  • do you really believe there is no interception of communications if the interception is only done by computers and not seen by a human being?
  • I'm going to do some very rough maths here in an attempt to explain the problem with your point that only 0.01% of communications data is looked at. 0.01% of 60 million people in the UK implicates 6000. Now the pattern flagging will be nowhere near as simple as that but just run with it as a crude estimate. We know from the deputy director of the NSA testifying before the House Judiciary Committee that you don't need to be a terrorist or have contact (deliberate or inadvertent) with a terrorist to be flagged as suspicious. The NSA (and presumably GCHQ?) is allowed to travel “three hops” from its targets – who could be people connected to people connected to people connected to you. 0.01% of the UK population or 6000 people are 2 degrees of separation from about 160,197,360 and 3 degrees of separation from over 26 billion others (about three and a half times the population of the world). Even limiting suspicion to two hops, your 0.01% of data on UK residents, Mr Rifkind, implicates more than 2.6 times the entire UK population, the equivalent of the more than 160,000,000 people in India are considered untouchable and dehumanized by the caste system. I'm not trying to equate the mass surveillance of affluent UK computer users with the plight of the poorest people in the world but just trying to give some idea of the numbers we are talking about here. So the question for Mr Rifkind is that, given that we are all suspects, who decides which suspects the intelligence services' limited resources should be deployed to further investigate and pursue, once the computer algorithms have worked their magic? 
Mr Rifkind, you are absolutely right that the intelligence services have more important things to be doing than looking at data not "directly relevant to a terrorist threat or serious crime." However these gigantic data haystacks will put everyone 3 degrees of separation from multiple terrorist threats or serious crimes. Intelligence services and public officials with access to this data will have the capacity to deeply mine anyone's digital life once an algorithmic flag of suspicion is raised, even if they don't have the capacity to do so with everyone. That should give you pause for thought as to whether the "revolution in oversight" you have such faith in will be up to the task of controlling the mass surveillance monster that has been unleashed.
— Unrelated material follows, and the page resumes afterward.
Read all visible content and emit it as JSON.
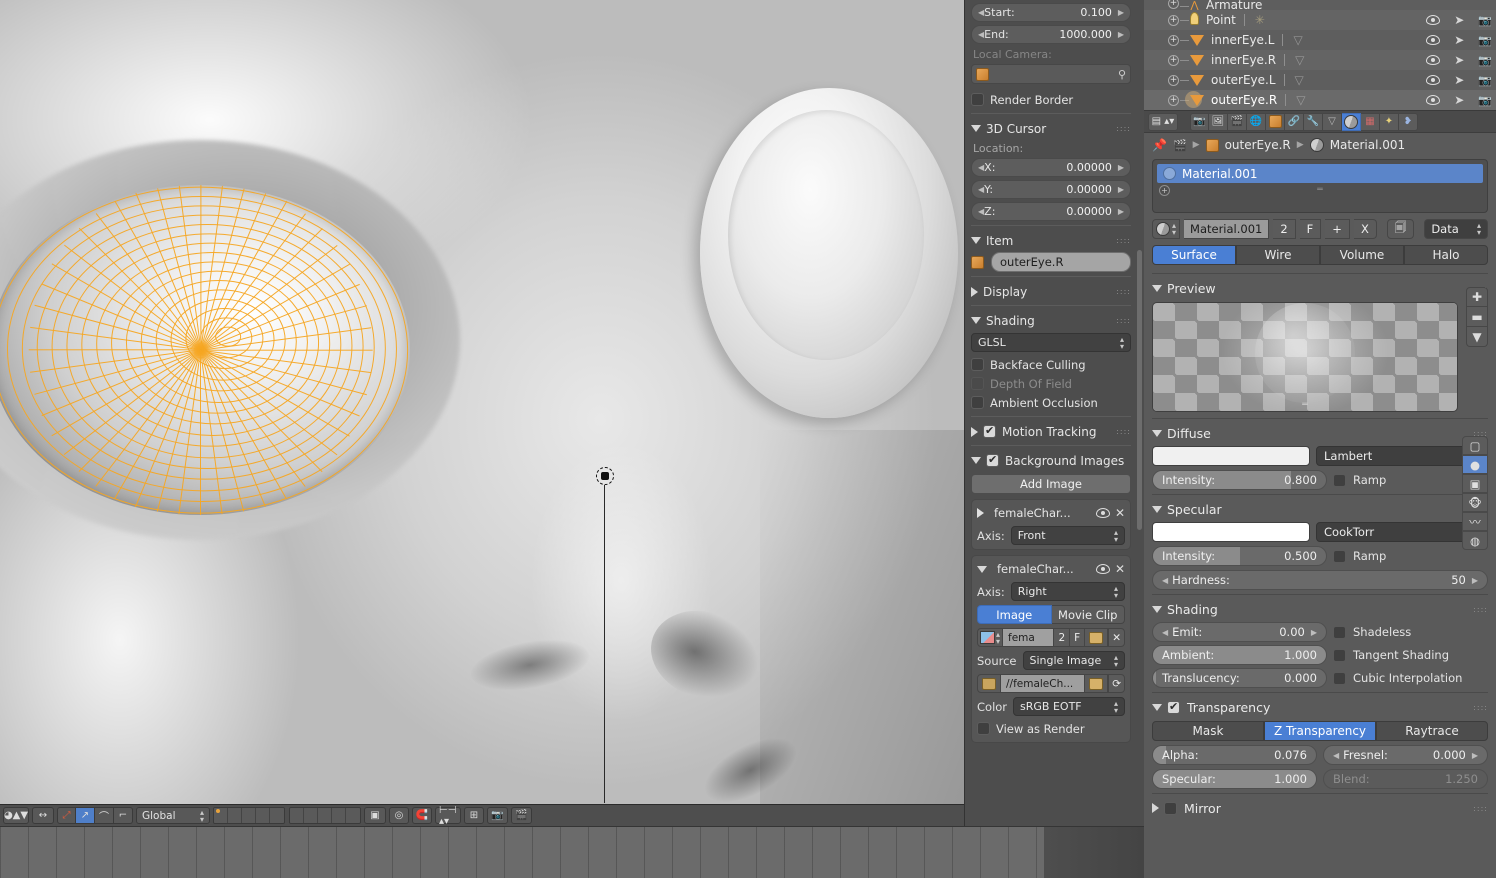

Could I also remind you that as long ago as 1765 Lord Justice Camden declared personal communications to be one’s “dearest property” and mass data collection fishing expeditions to be at odds with the rule of law.

Not only that but better intelligence, crime detection and prevention will be done through intelligent, targeted, proportionate, meta data collection & analysis; and intelligence led, targeted substantial content acquisition. The blanket collection and retention of data you currently seem to support will just allow the real criminals to lose themselves in the electronic noise whilst the security services are run ragged chasing innumerable false leads.

Part 3 of my thoughts on the UK parliament surveillance debate is now here.